# WHAT THE TASK REQUIRES
Without reproducing any picture, copy the records word for word.

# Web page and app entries
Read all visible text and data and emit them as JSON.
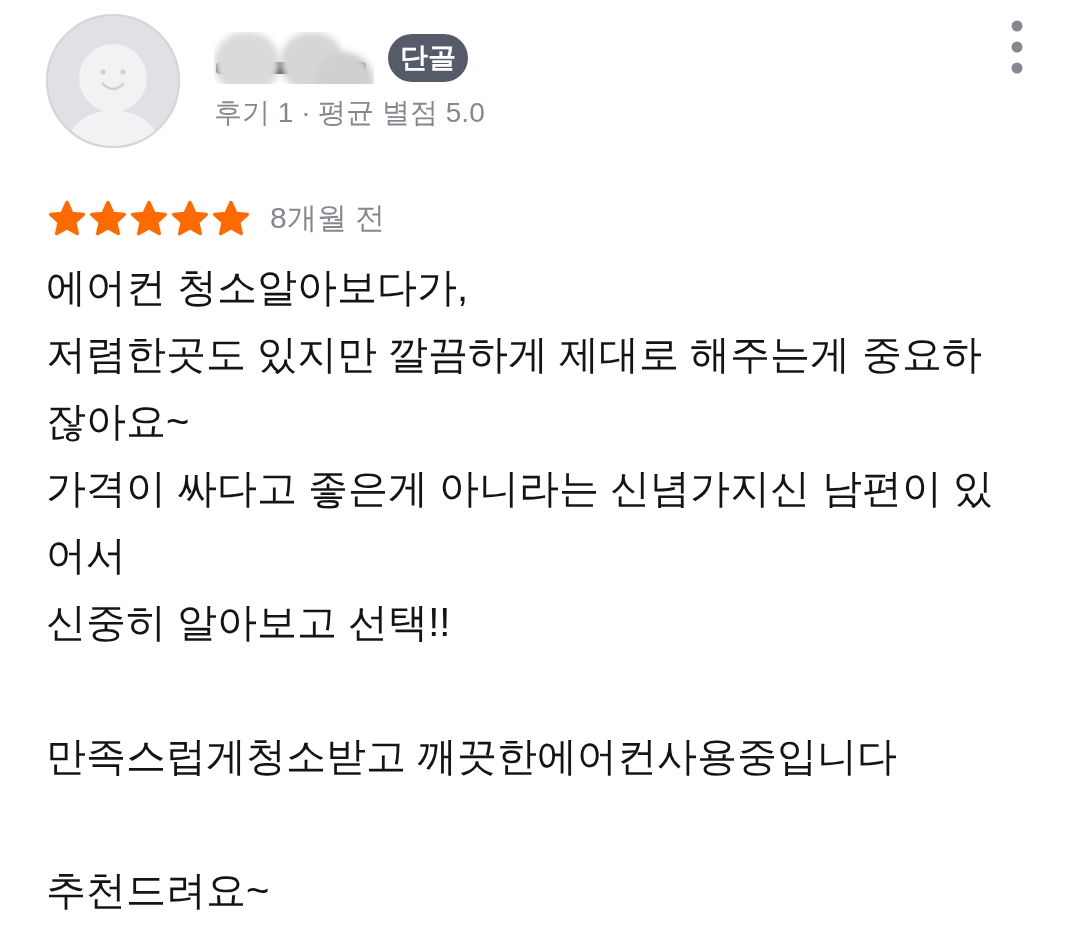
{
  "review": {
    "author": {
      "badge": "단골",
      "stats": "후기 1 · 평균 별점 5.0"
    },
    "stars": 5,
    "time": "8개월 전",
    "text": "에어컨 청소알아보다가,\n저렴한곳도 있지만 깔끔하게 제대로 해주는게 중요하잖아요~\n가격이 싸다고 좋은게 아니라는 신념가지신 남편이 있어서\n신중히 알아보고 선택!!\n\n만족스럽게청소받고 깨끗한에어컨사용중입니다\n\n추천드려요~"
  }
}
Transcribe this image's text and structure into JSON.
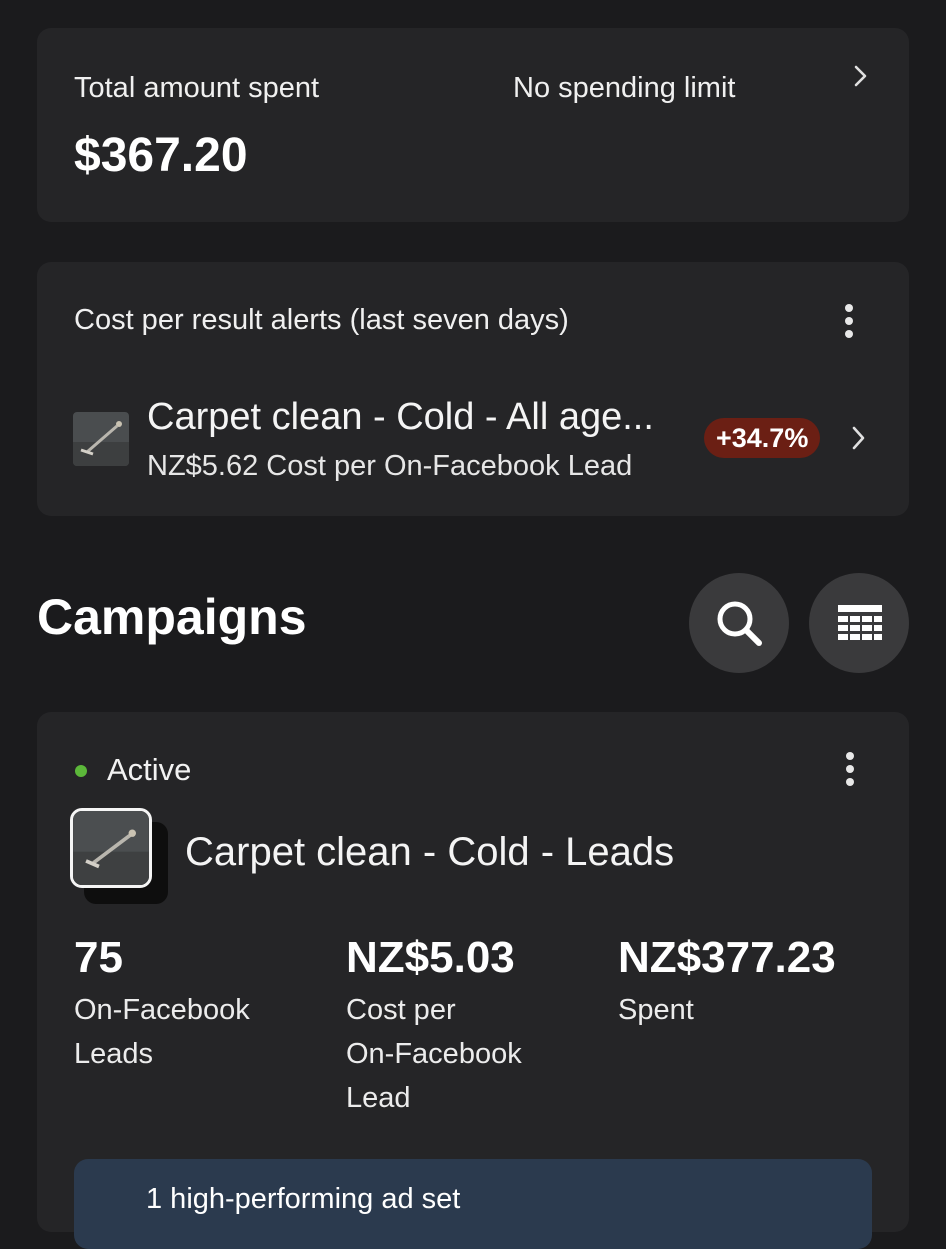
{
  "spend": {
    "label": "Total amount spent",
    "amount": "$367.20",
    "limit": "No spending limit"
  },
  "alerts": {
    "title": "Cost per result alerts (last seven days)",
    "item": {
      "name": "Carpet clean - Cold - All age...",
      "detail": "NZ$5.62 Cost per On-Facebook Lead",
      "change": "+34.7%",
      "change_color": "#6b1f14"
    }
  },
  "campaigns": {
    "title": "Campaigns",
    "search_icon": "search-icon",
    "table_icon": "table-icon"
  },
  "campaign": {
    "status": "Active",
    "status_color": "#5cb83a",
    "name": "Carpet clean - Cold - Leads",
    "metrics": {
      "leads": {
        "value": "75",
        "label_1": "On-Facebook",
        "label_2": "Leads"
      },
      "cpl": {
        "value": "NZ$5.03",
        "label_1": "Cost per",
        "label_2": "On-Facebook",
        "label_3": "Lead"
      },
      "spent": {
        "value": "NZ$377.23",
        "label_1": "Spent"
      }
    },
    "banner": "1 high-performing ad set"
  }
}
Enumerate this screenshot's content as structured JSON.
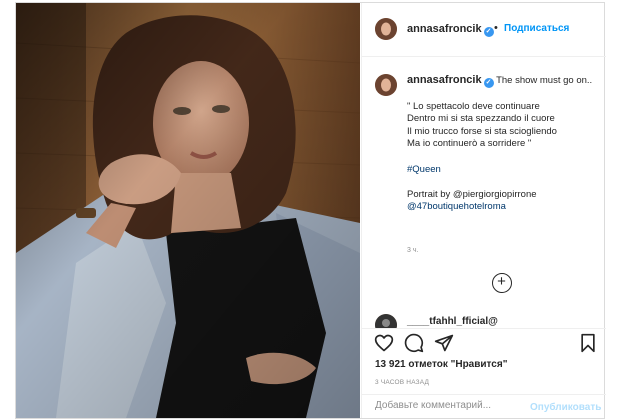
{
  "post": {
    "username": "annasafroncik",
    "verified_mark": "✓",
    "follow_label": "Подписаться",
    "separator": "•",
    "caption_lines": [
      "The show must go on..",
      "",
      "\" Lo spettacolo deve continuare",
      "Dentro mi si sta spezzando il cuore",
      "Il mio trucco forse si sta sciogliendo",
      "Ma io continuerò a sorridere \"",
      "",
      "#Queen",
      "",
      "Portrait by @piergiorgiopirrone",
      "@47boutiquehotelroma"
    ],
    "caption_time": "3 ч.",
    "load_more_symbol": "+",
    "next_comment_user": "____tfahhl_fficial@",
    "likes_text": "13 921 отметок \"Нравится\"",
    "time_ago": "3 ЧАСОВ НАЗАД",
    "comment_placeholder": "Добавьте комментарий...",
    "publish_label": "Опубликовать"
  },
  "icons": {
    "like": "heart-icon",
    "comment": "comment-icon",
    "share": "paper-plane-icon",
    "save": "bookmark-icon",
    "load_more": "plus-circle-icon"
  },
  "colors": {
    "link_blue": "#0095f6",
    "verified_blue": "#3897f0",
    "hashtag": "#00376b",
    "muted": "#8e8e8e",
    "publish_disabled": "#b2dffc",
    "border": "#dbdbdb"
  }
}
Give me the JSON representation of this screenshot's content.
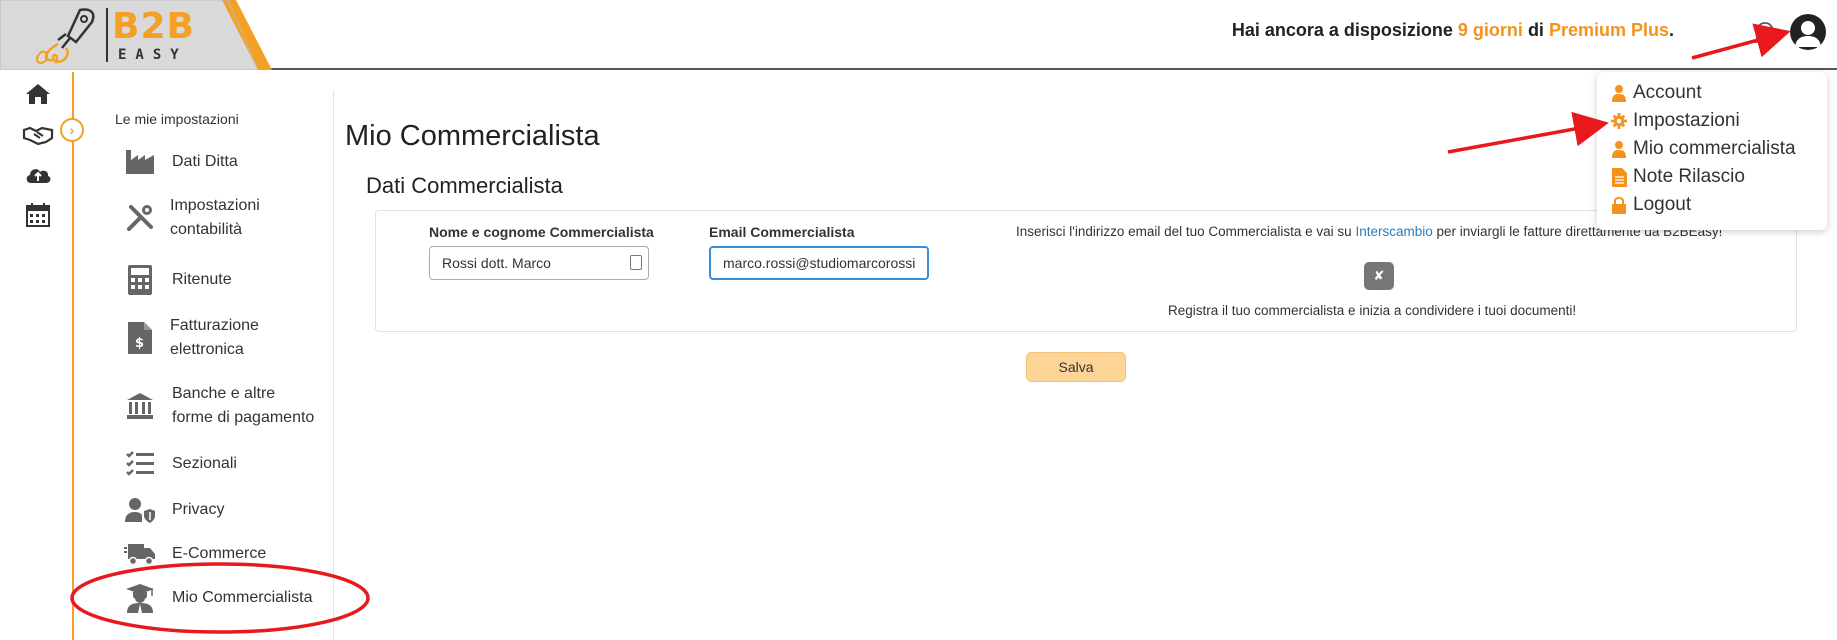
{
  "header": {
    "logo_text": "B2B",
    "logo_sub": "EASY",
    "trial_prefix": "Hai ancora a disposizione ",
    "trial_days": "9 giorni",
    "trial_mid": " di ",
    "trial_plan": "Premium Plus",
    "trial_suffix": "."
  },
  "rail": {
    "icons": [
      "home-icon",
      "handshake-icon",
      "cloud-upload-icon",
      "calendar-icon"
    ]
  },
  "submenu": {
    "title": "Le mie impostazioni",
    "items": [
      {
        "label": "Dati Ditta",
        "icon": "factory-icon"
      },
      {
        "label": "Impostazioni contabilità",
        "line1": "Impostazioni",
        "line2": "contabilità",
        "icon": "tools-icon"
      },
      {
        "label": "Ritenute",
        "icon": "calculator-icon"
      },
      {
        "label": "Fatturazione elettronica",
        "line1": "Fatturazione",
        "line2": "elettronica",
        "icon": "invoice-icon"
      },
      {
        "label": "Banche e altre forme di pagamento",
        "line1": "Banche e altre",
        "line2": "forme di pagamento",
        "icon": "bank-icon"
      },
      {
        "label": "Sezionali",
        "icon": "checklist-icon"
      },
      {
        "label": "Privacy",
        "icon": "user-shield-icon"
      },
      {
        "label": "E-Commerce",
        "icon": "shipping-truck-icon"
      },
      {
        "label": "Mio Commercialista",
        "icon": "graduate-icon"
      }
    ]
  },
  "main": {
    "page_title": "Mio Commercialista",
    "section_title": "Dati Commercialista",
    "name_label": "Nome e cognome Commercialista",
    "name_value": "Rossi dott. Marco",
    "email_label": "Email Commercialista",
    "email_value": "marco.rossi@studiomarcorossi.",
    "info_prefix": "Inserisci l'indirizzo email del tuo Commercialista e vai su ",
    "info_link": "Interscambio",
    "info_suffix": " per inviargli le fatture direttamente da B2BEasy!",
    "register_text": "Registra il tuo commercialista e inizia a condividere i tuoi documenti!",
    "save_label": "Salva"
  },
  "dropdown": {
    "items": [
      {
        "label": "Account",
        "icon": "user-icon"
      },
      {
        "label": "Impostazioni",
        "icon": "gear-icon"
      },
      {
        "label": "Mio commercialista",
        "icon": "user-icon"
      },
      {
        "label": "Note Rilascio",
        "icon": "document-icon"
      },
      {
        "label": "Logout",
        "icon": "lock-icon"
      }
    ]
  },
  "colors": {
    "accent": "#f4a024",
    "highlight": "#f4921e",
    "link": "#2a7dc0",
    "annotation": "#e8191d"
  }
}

# RESULT FOR THIS EXERCISE
Read all visible text and data and emit them as JSON.
{
  "review": {
    "author": {
      "badge": "단골",
      "stats": "후기 1 · 평균 별점 5.0"
    },
    "stars": 5,
    "time": "8개월 전",
    "text": "에어컨 청소알아보다가,\n저렴한곳도 있지만 깔끔하게 제대로 해주는게 중요하잖아요~\n가격이 싸다고 좋은게 아니라는 신념가지신 남편이 있어서\n신중히 알아보고 선택!!\n\n만족스럽게청소받고 깨끗한에어컨사용중입니다\n\n추천드려요~"
  }
}
Transcribe this image's text and structure into JSON.
{
  "spend": {
    "label": "Total amount spent",
    "amount": "$367.20",
    "limit": "No spending limit"
  },
  "alerts": {
    "title": "Cost per result alerts (last seven days)",
    "item": {
      "name": "Carpet clean - Cold - All age...",
      "detail": "NZ$5.62 Cost per On-Facebook Lead",
      "change": "+34.7%",
      "change_color": "#6b1f14"
    }
  },
  "campaigns": {
    "title": "Campaigns",
    "search_icon": "search-icon",
    "table_icon": "table-icon"
  },
  "campaign": {
    "status": "Active",
    "status_color": "#5cb83a",
    "name": "Carpet clean - Cold - Leads",
    "metrics": {
      "leads": {
        "value": "75",
        "label_1": "On-Facebook",
        "label_2": "Leads"
      },
      "cpl": {
        "value": "NZ$5.03",
        "label_1": "Cost per",
        "label_2": "On-Facebook",
        "label_3": "Lead"
      },
      "spent": {
        "value": "NZ$377.23",
        "label_1": "Spent"
      }
    },
    "banner": "1 high-performing ad set"
  }
}
Enumerate this screenshot's content as structured JSON.
{
  "post": {
    "username": "annasafroncik",
    "verified_mark": "✓",
    "follow_label": "Подписаться",
    "separator": "•",
    "caption_lines": [
      "The show must go on..",
      "",
      "\" Lo spettacolo deve continuare",
      "Dentro mi si sta spezzando il cuore",
      "Il mio trucco forse si sta sciogliendo",
      "Ma io continuerò a sorridere \"",
      "",
      "#Queen",
      "",
      "Portrait by @piergiorgiopirrone",
      "@47boutiquehotelroma"
    ],
    "caption_time": "3 ч.",
    "load_more_symbol": "+",
    "next_comment_user": "____tfahhl_fficial@",
    "likes_text": "13 921 отметок \"Нравится\"",
    "time_ago": "3 ЧАСОВ НАЗАД",
    "comment_placeholder": "Добавьте комментарий...",
    "publish_label": "Опубликовать"
  },
  "icons": {
    "like": "heart-icon",
    "comment": "comment-icon",
    "share": "paper-plane-icon",
    "save": "bookmark-icon",
    "load_more": "plus-circle-icon"
  },
  "colors": {
    "link_blue": "#0095f6",
    "verified_blue": "#3897f0",
    "hashtag": "#00376b",
    "muted": "#8e8e8e",
    "publish_disabled": "#b2dffc",
    "border": "#dbdbdb"
  }
}
Give me the JSON representation of this screenshot's content.
{
  "header": {
    "logo_text": "B2B",
    "logo_sub": "EASY",
    "trial_prefix": "Hai ancora a disposizione ",
    "trial_days": "9 giorni",
    "trial_mid": " di ",
    "trial_plan": "Premium Plus",
    "trial_suffix": "."
  },
  "rail": {
    "icons": [
      "home-icon",
      "handshake-icon",
      "cloud-upload-icon",
      "calendar-icon"
    ]
  },
  "submenu": {
    "title": "Le mie impostazioni",
    "items": [
      {
        "label": "Dati Ditta",
        "icon": "factory-icon"
      },
      {
        "label": "Impostazioni contabilità",
        "line1": "Impostazioni",
        "line2": "contabilità",
        "icon": "tools-icon"
      },
      {
        "label": "Ritenute",
        "icon": "calculator-icon"
      },
      {
        "label": "Fatturazione elettronica",
        "line1": "Fatturazione",
        "line2": "elettronica",
        "icon": "invoice-icon"
      },
      {
        "label": "Banche e altre forme di pagamento",
        "line1": "Banche e altre",
        "line2": "forme di pagamento",
        "icon": "bank-icon"
      },
      {
        "label": "Sezionali",
        "icon": "checklist-icon"
      },
      {
        "label": "Privacy",
        "icon": "user-shield-icon"
      },
      {
        "label": "E-Commerce",
        "icon": "shipping-truck-icon"
      },
      {
        "label": "Mio Commercialista",
        "icon": "graduate-icon"
      }
    ]
  },
  "main": {
    "page_title": "Mio Commercialista",
    "section_title": "Dati Commercialista",
    "name_label": "Nome e cognome Commercialista",
    "name_value": "Rossi dott. Marco",
    "email_label": "Email Commercialista",
    "email_value": "marco.rossi@studiomarcorossi.",
    "info_prefix": "Inserisci l'indirizzo email del tuo Commercialista e vai su ",
    "info_link": "Interscambio",
    "info_suffix": " per inviargli le fatture direttamente da B2BEasy!",
    "register_text": "Registra il tuo commercialista e inizia a condividere i tuoi documenti!",
    "save_label": "Salva"
  },
  "dropdown": {
    "items": [
      {
        "label": "Account",
        "icon": "user-icon"
      },
      {
        "label": "Impostazioni",
        "icon": "gear-icon"
      },
      {
        "label": "Mio commercialista",
        "icon": "user-icon"
      },
      {
        "label": "Note Rilascio",
        "icon": "document-icon"
      },
      {
        "label": "Logout",
        "icon": "lock-icon"
      }
    ]
  },
  "colors": {
    "accent": "#f4a024",
    "highlight": "#f4921e",
    "link": "#2a7dc0",
    "annotation": "#e8191d"
  }
}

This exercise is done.